Start of Block

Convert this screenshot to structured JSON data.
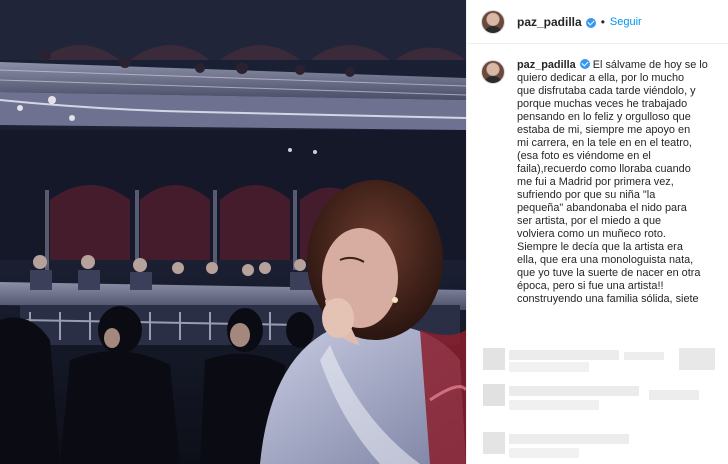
{
  "post": {
    "username": "paz_padilla",
    "follow_label": "Seguir",
    "separator": "•",
    "caption_username": "paz_padilla",
    "caption_text": "El sálvame de hoy se lo\nquiero dedicar a ella, por lo mucho\nque disfrutaba cada tarde viéndolo, y\nporque muchas veces he trabajado\npensando en lo feliz y orgulloso que\nestaba de mi, siempre me apoyo en\nmi carrera, en la tele en en el teatro,\n(esa foto es viéndome en el\nfaila),recuerdo como lloraba cuando\nme fui a Madrid por primera vez,\nsufriendo por que su niña \"la\npequeña\" abandonaba el nido para\nser artista, por el miedo a que\nvolviera como un muñeco roto.\nSiempre le decía que la artista era\nella, que era una monologuista nata,\nque yo tuve la suerte de nacer en otra\népoca, pero si fue una artista!!\nconstruyendo una familia sólida, siete"
  },
  "icons": {
    "verified": "verified-badge-icon",
    "avatar": "profile-avatar"
  },
  "colors": {
    "link": "#0095f6",
    "verified": "#3897f0",
    "text": "#262626"
  }
}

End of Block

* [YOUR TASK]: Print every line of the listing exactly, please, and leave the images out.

* [RESPONSE]:
Convert this screenshot to structured JSON data.
{
  "post": {
    "username": "paz_padilla",
    "follow_label": "Seguir",
    "separator": "•",
    "caption_username": "paz_padilla",
    "caption_text": "El sálvame de hoy se lo\nquiero dedicar a ella, por lo mucho\nque disfrutaba cada tarde viéndolo, y\nporque muchas veces he trabajado\npensando en lo feliz y orgulloso que\nestaba de mi, siempre me apoyo en\nmi carrera, en la tele en en el teatro,\n(esa foto es viéndome en el\nfaila),recuerdo como lloraba cuando\nme fui a Madrid por primera vez,\nsufriendo por que su niña \"la\npequeña\" abandonaba el nido para\nser artista, por el miedo a que\nvolviera como un muñeco roto.\nSiempre le decía que la artista era\nella, que era una monologuista nata,\nque yo tuve la suerte de nacer en otra\népoca, pero si fue una artista!!\nconstruyendo una familia sólida, siete"
  },
  "icons": {
    "verified": "verified-badge-icon",
    "avatar": "profile-avatar"
  },
  "colors": {
    "link": "#0095f6",
    "verified": "#3897f0",
    "text": "#262626"
  }
}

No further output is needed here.